Given data below:
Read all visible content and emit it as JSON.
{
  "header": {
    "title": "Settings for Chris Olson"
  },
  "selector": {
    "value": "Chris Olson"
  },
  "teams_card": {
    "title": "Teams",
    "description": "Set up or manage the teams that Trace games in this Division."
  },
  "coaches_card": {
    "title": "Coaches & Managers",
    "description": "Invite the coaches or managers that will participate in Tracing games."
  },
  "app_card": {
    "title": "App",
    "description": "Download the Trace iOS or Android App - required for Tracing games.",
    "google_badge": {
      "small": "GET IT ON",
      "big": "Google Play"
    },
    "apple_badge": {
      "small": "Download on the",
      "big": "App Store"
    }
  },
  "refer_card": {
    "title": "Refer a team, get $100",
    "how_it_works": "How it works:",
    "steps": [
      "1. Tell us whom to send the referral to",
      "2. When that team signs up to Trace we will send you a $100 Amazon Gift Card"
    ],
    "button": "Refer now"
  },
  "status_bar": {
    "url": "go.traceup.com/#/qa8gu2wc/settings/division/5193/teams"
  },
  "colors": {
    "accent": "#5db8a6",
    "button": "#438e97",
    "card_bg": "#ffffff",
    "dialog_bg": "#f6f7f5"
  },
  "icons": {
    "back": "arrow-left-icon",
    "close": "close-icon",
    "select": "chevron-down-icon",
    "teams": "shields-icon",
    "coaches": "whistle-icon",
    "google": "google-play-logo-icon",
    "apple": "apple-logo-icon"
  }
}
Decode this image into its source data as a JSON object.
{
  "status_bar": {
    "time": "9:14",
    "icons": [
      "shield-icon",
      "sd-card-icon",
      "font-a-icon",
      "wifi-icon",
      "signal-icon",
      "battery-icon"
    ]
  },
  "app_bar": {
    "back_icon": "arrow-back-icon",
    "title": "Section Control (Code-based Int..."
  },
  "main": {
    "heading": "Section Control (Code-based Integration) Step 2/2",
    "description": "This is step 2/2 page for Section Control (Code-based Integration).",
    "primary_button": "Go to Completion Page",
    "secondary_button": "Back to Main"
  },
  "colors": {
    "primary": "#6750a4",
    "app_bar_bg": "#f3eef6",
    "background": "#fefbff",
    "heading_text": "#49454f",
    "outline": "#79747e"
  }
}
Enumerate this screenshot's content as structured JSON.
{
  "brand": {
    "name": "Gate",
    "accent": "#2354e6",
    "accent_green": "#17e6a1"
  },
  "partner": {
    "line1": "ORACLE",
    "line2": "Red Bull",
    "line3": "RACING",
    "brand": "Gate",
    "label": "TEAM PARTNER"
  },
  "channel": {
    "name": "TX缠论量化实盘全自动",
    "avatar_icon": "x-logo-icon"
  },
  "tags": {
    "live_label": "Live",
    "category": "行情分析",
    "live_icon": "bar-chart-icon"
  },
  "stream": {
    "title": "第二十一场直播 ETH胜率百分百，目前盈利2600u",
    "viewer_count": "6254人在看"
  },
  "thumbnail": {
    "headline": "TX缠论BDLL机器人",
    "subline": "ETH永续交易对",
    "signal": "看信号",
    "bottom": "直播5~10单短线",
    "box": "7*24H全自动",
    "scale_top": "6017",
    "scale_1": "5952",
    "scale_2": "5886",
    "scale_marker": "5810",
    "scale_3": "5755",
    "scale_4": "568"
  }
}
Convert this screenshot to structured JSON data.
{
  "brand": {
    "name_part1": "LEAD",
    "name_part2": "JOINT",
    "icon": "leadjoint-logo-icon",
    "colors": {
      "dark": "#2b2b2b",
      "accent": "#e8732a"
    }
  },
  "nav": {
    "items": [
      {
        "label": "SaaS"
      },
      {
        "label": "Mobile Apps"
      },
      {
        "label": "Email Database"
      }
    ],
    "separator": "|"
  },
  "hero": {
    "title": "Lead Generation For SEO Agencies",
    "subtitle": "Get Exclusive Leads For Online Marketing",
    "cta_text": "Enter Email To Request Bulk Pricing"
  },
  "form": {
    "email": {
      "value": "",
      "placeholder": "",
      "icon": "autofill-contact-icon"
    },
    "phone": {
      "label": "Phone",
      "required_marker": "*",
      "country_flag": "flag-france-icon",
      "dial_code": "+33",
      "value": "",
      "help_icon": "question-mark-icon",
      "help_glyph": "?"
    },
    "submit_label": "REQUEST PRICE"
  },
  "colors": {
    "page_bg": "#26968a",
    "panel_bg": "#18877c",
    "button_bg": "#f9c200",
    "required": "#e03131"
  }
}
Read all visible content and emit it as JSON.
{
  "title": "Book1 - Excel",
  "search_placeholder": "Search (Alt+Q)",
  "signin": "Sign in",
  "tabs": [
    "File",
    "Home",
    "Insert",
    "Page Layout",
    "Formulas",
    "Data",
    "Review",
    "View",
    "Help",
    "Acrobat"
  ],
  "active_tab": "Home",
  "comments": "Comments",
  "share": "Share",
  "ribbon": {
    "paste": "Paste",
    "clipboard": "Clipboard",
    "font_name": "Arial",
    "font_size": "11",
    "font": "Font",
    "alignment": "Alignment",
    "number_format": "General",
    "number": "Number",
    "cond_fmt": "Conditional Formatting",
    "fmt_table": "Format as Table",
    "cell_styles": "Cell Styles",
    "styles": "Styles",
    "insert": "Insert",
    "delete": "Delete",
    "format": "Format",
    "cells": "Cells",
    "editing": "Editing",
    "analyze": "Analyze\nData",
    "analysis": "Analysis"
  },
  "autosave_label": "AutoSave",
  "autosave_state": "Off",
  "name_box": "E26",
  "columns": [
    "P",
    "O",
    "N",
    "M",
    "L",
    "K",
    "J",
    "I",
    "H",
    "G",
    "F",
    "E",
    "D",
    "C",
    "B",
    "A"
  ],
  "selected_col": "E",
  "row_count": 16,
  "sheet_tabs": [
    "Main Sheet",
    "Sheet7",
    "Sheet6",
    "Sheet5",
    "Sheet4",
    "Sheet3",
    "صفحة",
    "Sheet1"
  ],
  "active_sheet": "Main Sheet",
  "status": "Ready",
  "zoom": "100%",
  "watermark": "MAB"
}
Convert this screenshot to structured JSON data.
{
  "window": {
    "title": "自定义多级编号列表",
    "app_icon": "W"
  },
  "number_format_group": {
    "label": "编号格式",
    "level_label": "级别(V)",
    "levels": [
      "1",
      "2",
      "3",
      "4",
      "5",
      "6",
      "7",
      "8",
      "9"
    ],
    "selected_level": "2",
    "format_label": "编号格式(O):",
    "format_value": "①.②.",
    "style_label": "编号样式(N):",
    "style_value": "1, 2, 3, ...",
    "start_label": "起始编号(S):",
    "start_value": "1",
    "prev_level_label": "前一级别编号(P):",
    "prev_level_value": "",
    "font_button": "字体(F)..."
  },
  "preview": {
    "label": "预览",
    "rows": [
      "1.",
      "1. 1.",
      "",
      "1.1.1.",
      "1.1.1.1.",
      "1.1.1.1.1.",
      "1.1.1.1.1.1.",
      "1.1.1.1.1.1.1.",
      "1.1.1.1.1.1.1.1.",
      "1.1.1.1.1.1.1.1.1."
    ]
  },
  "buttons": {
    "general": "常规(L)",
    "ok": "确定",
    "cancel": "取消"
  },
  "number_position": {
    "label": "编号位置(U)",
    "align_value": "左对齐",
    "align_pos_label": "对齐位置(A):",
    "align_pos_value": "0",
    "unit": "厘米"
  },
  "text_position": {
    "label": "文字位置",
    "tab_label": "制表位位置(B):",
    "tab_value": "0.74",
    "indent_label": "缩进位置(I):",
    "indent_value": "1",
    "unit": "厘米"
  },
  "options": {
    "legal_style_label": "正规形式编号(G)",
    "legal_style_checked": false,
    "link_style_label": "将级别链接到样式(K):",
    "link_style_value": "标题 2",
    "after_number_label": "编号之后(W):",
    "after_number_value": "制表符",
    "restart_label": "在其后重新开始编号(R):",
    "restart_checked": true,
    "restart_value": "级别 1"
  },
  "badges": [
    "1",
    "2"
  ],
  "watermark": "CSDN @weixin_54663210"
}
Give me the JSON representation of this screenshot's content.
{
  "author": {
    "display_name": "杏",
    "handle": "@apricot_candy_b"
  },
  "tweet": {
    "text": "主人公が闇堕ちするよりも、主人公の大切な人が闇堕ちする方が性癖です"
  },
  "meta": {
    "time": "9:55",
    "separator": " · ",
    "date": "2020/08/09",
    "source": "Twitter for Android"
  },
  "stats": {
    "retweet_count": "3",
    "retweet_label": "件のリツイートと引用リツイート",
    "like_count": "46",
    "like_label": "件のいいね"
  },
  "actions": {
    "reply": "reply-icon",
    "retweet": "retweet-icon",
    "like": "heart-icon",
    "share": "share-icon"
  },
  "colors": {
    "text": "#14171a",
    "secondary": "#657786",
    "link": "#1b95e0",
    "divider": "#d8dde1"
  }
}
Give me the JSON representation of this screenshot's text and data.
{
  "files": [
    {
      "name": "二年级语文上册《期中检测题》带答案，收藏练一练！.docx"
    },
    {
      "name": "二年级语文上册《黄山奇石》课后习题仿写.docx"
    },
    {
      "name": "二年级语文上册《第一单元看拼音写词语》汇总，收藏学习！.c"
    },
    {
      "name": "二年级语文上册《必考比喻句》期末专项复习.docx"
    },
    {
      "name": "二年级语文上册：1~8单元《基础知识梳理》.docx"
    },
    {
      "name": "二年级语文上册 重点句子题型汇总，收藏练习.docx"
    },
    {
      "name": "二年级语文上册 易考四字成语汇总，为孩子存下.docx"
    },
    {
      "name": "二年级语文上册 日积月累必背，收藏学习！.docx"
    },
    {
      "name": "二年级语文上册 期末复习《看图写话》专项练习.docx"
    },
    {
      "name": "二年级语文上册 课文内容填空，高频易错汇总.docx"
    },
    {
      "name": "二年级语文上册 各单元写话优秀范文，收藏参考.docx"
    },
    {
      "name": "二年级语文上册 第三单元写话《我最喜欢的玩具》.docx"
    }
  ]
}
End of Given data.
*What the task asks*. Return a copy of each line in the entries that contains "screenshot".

*Finished exercise*.
Enumerate this screenshot's content as structured JSON.
Convert this screenshot to structured JSON data.
Convert this screenshot to structured JSON data.
Give me the JSON representation of this screenshot's content.
Give me the JSON representation of this screenshot's text and data.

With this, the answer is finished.